** Opening GIVEN INFORMATION block **
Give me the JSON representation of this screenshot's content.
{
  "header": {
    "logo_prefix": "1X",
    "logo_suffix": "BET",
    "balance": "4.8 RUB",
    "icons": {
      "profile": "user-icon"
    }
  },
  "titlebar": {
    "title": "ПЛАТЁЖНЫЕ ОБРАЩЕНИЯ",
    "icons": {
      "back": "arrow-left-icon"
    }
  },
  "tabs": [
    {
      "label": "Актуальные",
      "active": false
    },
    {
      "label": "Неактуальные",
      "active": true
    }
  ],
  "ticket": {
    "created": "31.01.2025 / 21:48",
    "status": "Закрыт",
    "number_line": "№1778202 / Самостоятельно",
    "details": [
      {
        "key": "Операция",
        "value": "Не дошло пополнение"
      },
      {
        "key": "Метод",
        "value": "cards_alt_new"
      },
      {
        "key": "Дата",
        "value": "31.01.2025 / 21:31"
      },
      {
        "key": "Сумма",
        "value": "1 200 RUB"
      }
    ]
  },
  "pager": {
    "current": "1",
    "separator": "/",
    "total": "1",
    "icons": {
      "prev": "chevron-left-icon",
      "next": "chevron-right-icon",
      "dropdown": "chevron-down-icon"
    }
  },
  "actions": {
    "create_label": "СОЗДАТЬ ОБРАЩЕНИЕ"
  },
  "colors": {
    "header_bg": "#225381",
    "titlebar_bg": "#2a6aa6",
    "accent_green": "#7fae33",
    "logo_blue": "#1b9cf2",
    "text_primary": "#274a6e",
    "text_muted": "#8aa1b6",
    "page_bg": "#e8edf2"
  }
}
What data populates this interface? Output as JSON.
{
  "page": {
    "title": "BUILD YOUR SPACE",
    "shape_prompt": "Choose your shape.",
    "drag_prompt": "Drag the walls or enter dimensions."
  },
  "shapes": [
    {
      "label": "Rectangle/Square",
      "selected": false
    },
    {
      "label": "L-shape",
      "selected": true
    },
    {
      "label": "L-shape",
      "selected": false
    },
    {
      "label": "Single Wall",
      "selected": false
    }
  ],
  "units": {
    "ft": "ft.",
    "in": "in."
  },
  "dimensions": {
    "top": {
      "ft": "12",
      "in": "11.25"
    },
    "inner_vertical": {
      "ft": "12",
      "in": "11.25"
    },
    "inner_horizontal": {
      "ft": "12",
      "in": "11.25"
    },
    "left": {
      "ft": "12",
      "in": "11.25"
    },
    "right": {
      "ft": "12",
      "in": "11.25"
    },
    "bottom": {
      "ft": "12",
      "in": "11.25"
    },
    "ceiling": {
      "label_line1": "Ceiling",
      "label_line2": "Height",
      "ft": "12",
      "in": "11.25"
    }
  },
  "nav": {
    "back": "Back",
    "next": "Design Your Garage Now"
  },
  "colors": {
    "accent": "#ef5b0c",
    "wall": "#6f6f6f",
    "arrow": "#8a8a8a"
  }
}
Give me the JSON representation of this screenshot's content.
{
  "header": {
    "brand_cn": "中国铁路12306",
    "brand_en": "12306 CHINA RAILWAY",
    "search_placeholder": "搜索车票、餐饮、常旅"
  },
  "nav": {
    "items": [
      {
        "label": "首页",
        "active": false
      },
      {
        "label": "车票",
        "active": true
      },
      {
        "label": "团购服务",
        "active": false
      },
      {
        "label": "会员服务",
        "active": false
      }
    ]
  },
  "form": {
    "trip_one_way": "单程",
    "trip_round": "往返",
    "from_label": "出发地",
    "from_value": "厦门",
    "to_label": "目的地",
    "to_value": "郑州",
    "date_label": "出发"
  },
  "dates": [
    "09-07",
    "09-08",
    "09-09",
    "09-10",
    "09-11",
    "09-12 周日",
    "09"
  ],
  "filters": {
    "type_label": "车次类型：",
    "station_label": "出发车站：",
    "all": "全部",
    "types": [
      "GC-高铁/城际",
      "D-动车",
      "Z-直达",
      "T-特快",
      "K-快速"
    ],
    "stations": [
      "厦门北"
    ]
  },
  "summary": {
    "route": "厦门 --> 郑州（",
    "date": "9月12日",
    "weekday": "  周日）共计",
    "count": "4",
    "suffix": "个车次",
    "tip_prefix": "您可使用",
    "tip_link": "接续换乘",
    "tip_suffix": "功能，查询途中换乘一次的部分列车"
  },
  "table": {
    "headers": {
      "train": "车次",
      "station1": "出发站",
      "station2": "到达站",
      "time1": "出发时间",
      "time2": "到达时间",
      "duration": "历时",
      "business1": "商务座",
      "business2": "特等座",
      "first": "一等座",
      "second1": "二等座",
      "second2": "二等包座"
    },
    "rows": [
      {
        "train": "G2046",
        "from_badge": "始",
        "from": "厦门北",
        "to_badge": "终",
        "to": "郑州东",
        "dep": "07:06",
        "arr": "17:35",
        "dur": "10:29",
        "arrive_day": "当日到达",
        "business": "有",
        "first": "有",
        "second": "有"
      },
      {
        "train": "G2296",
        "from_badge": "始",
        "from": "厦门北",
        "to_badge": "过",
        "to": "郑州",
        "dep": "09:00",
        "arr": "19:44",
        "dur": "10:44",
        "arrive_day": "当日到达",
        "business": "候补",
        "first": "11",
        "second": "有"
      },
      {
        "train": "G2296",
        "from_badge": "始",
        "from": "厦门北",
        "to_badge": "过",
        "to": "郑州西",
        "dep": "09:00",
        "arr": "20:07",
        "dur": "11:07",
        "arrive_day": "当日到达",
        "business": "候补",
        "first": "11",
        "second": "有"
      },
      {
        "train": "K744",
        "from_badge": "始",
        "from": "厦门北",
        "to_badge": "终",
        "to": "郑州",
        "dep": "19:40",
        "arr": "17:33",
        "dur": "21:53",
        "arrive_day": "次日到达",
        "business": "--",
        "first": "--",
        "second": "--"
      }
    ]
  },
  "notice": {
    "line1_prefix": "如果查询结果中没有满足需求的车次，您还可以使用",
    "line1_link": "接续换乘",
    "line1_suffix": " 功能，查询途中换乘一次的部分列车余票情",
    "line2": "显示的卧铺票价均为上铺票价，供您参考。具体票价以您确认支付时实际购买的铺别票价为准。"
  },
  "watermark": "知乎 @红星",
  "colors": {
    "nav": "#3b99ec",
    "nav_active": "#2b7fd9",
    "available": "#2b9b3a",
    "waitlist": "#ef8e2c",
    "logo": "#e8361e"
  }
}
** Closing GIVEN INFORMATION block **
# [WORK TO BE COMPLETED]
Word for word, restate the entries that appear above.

# [TASK SOLUTION]
Give me the JSON representation of this screenshot's content.
{
  "header": {
    "logo_prefix": "1X",
    "logo_suffix": "BET",
    "balance": "4.8 RUB",
    "icons": {
      "profile": "user-icon"
    }
  },
  "titlebar": {
    "title": "ПЛАТЁЖНЫЕ ОБРАЩЕНИЯ",
    "icons": {
      "back": "arrow-left-icon"
    }
  },
  "tabs": [
    {
      "label": "Актуальные",
      "active": false
    },
    {
      "label": "Неактуальные",
      "active": true
    }
  ],
  "ticket": {
    "created": "31.01.2025 / 21:48",
    "status": "Закрыт",
    "number_line": "№1778202 / Самостоятельно",
    "details": [
      {
        "key": "Операция",
        "value": "Не дошло пополнение"
      },
      {
        "key": "Метод",
        "value": "cards_alt_new"
      },
      {
        "key": "Дата",
        "value": "31.01.2025 / 21:31"
      },
      {
        "key": "Сумма",
        "value": "1 200 RUB"
      }
    ]
  },
  "pager": {
    "current": "1",
    "separator": "/",
    "total": "1",
    "icons": {
      "prev": "chevron-left-icon",
      "next": "chevron-right-icon",
      "dropdown": "chevron-down-icon"
    }
  },
  "actions": {
    "create_label": "СОЗДАТЬ ОБРАЩЕНИЕ"
  },
  "colors": {
    "header_bg": "#225381",
    "titlebar_bg": "#2a6aa6",
    "accent_green": "#7fae33",
    "logo_blue": "#1b9cf2",
    "text_primary": "#274a6e",
    "text_muted": "#8aa1b6",
    "page_bg": "#e8edf2"
  }
}
What data populates this interface? Output as JSON.
{
  "page": {
    "title": "BUILD YOUR SPACE",
    "shape_prompt": "Choose your shape.",
    "drag_prompt": "Drag the walls or enter dimensions."
  },
  "shapes": [
    {
      "label": "Rectangle/Square",
      "selected": false
    },
    {
      "label": "L-shape",
      "selected": true
    },
    {
      "label": "L-shape",
      "selected": false
    },
    {
      "label": "Single Wall",
      "selected": false
    }
  ],
  "units": {
    "ft": "ft.",
    "in": "in."
  },
  "dimensions": {
    "top": {
      "ft": "12",
      "in": "11.25"
    },
    "inner_vertical": {
      "ft": "12",
      "in": "11.25"
    },
    "inner_horizontal": {
      "ft": "12",
      "in": "11.25"
    },
    "left": {
      "ft": "12",
      "in": "11.25"
    },
    "right": {
      "ft": "12",
      "in": "11.25"
    },
    "bottom": {
      "ft": "12",
      "in": "11.25"
    },
    "ceiling": {
      "label_line1": "Ceiling",
      "label_line2": "Height",
      "ft": "12",
      "in": "11.25"
    }
  },
  "nav": {
    "back": "Back",
    "next": "Design Your Garage Now"
  },
  "colors": {
    "accent": "#ef5b0c",
    "wall": "#6f6f6f",
    "arrow": "#8a8a8a"
  }
}
Give me the JSON representation of this screenshot's content.
{
  "header": {
    "brand_cn": "中国铁路12306",
    "brand_en": "12306 CHINA RAILWAY",
    "search_placeholder": "搜索车票、餐饮、常旅"
  },
  "nav": {
    "items": [
      {
        "label": "首页",
        "active": false
      },
      {
        "label": "车票",
        "active": true
      },
      {
        "label": "团购服务",
        "active": false
      },
      {
        "label": "会员服务",
        "active": false
      }
    ]
  },
  "form": {
    "trip_one_way": "单程",
    "trip_round": "往返",
    "from_label": "出发地",
    "from_value": "厦门",
    "to_label": "目的地",
    "to_value": "郑州",
    "date_label": "出发"
  },
  "dates": [
    "09-07",
    "09-08",
    "09-09",
    "09-10",
    "09-11",
    "09-12 周日",
    "09"
  ],
  "filters": {
    "type_label": "车次类型：",
    "station_label": "出发车站：",
    "all": "全部",
    "types": [
      "GC-高铁/城际",
      "D-动车",
      "Z-直达",
      "T-特快",
      "K-快速"
    ],
    "stations": [
      "厦门北"
    ]
  },
  "summary": {
    "route": "厦门 --> 郑州（",
    "date": "9月12日",
    "weekday": "  周日）共计",
    "count": "4",
    "suffix": "个车次",
    "tip_prefix": "您可使用",
    "tip_link": "接续换乘",
    "tip_suffix": "功能，查询途中换乘一次的部分列车"
  },
  "table": {
    "headers": {
      "train": "车次",
      "station1": "出发站",
      "station2": "到达站",
      "time1": "出发时间",
      "time2": "到达时间",
      "duration": "历时",
      "business1": "商务座",
      "business2": "特等座",
      "first": "一等座",
      "second1": "二等座",
      "second2": "二等包座"
    },
    "rows": [
      {
        "train": "G2046",
        "from_badge": "始",
        "from": "厦门北",
        "to_badge": "终",
        "to": "郑州东",
        "dep": "07:06",
        "arr": "17:35",
        "dur": "10:29",
        "arrive_day": "当日到达",
        "business": "有",
        "first": "有",
        "second": "有"
      },
      {
        "train": "G2296",
        "from_badge": "始",
        "from": "厦门北",
        "to_badge": "过",
        "to": "郑州",
        "dep": "09:00",
        "arr": "19:44",
        "dur": "10:44",
        "arrive_day": "当日到达",
        "business": "候补",
        "first": "11",
        "second": "有"
      },
      {
        "train": "G2296",
        "from_badge": "始",
        "from": "厦门北",
        "to_badge": "过",
        "to": "郑州西",
        "dep": "09:00",
        "arr": "20:07",
        "dur": "11:07",
        "arrive_day": "当日到达",
        "business": "候补",
        "first": "11",
        "second": "有"
      },
      {
        "train": "K744",
        "from_badge": "始",
        "from": "厦门北",
        "to_badge": "终",
        "to": "郑州",
        "dep": "19:40",
        "arr": "17:33",
        "dur": "21:53",
        "arrive_day": "次日到达",
        "business": "--",
        "first": "--",
        "second": "--"
      }
    ]
  },
  "notice": {
    "line1_prefix": "如果查询结果中没有满足需求的车次，您还可以使用",
    "line1_link": "接续换乘",
    "line1_suffix": " 功能，查询途中换乘一次的部分列车余票情",
    "line2": "显示的卧铺票价均为上铺票价，供您参考。具体票价以您确认支付时实际购买的铺别票价为准。"
  },
  "watermark": "知乎 @红星",
  "colors": {
    "nav": "#3b99ec",
    "nav_active": "#2b7fd9",
    "available": "#2b9b3a",
    "waitlist": "#ef8e2c",
    "logo": "#e8361e"
  }
}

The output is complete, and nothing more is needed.